(YOUR GOAL)
Search the records below for the word "title", then return every line where it appears.

(INPUT RECORDS)

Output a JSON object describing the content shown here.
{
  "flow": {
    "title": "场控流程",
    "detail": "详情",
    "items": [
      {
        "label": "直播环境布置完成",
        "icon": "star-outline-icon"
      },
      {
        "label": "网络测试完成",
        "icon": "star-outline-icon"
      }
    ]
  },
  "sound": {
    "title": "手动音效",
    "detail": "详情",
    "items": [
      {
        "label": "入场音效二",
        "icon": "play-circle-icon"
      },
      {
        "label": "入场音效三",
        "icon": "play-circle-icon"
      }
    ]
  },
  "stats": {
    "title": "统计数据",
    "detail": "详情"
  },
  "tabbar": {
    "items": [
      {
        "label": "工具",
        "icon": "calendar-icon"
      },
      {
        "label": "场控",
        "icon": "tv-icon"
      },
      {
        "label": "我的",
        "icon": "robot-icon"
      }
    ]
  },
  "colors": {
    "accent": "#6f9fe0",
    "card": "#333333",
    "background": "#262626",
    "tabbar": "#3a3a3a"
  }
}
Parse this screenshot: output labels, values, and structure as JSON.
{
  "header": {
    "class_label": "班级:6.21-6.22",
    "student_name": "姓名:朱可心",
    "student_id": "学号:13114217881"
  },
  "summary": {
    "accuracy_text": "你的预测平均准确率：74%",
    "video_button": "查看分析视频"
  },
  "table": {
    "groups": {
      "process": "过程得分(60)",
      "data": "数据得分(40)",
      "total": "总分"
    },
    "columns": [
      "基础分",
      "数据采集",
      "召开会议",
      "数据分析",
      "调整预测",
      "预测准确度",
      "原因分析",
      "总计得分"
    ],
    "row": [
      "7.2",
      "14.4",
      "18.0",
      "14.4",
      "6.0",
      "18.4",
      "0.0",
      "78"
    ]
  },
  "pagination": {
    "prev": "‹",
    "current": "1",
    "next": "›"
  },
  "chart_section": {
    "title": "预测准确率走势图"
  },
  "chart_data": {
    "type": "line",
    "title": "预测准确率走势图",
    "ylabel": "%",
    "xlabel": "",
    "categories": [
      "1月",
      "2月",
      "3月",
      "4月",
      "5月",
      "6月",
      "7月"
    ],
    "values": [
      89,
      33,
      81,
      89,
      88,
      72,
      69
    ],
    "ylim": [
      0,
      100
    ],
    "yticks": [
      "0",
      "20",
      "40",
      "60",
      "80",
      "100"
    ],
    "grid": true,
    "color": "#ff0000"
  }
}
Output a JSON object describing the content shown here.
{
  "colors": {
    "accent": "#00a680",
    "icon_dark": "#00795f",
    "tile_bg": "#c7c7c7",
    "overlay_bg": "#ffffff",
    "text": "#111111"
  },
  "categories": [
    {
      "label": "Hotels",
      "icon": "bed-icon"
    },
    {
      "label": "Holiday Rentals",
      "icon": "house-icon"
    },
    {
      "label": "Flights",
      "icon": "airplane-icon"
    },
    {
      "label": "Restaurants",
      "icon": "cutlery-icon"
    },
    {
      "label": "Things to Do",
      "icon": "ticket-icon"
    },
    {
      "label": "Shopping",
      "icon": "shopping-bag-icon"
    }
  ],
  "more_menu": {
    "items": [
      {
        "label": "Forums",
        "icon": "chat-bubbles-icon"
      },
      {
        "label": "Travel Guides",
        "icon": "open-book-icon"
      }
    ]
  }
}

(RESULT OF THE EXERCISE)
    "title": "场控流程",
    "title": "手动音效",
    "title": "统计数据",
    "title": "预测准确率走势图"
    "title": "预测准确率走势图",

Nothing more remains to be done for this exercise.